Additional Subjects ( Plumes ; Jet mixing flow) ; ( Water pollution ; Cooling water) ; Heated effluents ; Froude number ; Dilution ; Fluid dynamics ; Turbulent flow ; Model tests ; Temperature gradients ; Thermal pollution
Internet Access
Description Access URL
Library Call Number Additional Info Location Last
EJBD ARCHIVE EPA 600-2-73-001 Headquarters Library/Washington,DC 05/20/2013
ELBD ARCHIVE EPA 660-2-73-001 AWBERC Library/Cincinnati,OH 06/21/2022
ESAD  EPA 660-2-73-001 Region 10 Library/Seattle,WA 11/19/2004
NTIS  PB-223 014 Most EPA libraries have a fiche copy filed under the call number shown.

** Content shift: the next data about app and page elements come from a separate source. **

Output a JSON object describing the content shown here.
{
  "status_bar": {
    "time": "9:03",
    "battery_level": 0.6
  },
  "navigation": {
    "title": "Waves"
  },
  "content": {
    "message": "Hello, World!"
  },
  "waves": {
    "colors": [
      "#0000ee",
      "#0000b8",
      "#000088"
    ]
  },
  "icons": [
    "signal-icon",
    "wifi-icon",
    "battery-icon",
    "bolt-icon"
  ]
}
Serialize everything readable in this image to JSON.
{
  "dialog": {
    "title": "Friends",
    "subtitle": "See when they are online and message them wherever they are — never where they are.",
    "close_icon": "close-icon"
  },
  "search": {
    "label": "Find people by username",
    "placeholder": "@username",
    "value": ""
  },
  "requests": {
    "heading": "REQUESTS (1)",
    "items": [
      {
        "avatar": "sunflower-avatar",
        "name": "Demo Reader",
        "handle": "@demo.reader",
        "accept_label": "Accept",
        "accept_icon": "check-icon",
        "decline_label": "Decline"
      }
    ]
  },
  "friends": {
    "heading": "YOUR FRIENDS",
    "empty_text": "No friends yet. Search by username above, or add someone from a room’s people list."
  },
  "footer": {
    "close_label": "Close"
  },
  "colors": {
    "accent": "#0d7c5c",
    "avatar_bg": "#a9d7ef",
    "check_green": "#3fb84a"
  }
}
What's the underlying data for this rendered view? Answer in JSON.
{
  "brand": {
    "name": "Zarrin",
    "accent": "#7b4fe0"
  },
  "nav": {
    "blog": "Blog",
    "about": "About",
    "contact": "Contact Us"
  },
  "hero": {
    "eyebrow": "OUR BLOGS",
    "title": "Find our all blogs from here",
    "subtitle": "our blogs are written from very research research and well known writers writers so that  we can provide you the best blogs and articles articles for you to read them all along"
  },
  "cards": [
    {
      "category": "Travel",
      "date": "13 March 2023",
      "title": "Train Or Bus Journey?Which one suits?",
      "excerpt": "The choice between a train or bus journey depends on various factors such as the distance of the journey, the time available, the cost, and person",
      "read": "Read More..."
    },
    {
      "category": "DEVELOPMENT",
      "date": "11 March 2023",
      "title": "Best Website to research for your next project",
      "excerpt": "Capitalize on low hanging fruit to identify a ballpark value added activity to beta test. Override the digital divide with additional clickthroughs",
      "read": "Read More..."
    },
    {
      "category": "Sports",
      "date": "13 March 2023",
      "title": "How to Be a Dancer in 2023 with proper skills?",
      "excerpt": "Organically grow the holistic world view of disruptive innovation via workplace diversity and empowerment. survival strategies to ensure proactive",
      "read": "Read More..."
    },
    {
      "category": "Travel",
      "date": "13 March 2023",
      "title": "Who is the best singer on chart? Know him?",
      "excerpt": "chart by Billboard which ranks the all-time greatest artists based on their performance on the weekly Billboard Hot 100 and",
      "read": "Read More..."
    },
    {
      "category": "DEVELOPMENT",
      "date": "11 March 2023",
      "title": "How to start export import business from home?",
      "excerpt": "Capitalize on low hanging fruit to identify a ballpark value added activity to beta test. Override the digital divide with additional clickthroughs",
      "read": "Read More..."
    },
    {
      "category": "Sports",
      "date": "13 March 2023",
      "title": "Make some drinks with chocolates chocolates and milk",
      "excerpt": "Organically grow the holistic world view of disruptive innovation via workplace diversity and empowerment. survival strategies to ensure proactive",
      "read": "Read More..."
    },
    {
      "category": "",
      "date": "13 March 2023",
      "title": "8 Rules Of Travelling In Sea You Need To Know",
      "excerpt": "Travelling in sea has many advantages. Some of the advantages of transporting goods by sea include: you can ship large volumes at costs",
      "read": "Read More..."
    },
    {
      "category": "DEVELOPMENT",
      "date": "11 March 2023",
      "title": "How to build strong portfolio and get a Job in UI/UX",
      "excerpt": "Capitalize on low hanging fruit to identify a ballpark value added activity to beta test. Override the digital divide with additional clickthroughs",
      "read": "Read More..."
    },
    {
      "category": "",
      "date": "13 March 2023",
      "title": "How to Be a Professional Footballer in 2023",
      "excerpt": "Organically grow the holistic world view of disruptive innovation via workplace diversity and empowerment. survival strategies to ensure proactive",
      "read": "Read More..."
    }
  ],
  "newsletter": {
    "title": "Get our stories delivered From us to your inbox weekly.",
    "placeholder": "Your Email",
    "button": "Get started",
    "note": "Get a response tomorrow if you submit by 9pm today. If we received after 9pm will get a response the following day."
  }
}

Check with individual libraries about paper copy. 01/01/1988
Collation viii, 54 pages : illustrations ; 27 cm
Laboratory studies were conducted with a shallow-submerged thermal discharge model in a flowing ambient stream. Plume behavior, characterized by excess temperature, trajectory, and width, was observed to determine the qualitative effects of the discharge angle, Froude number, relative stream velocity, and turbulence in the ambient water. Increasing the angle of discharge in a vertical plane parallel to the direction of stream flow caused increased dilution and lower temperatures along the trajectory. Jets of higher Froude number diluted less than those of lower Froude number for the same discharge angle and relative stream velocity. With no turbulence in the ambient stream, dilution was increased by a reduction in the ambient stream velocity. However, in a turbulent stream, dilution was decreased by a reduction in the ambient velocity. (Author)
"EPA-660/2-73-001." EPA program element 1B1032.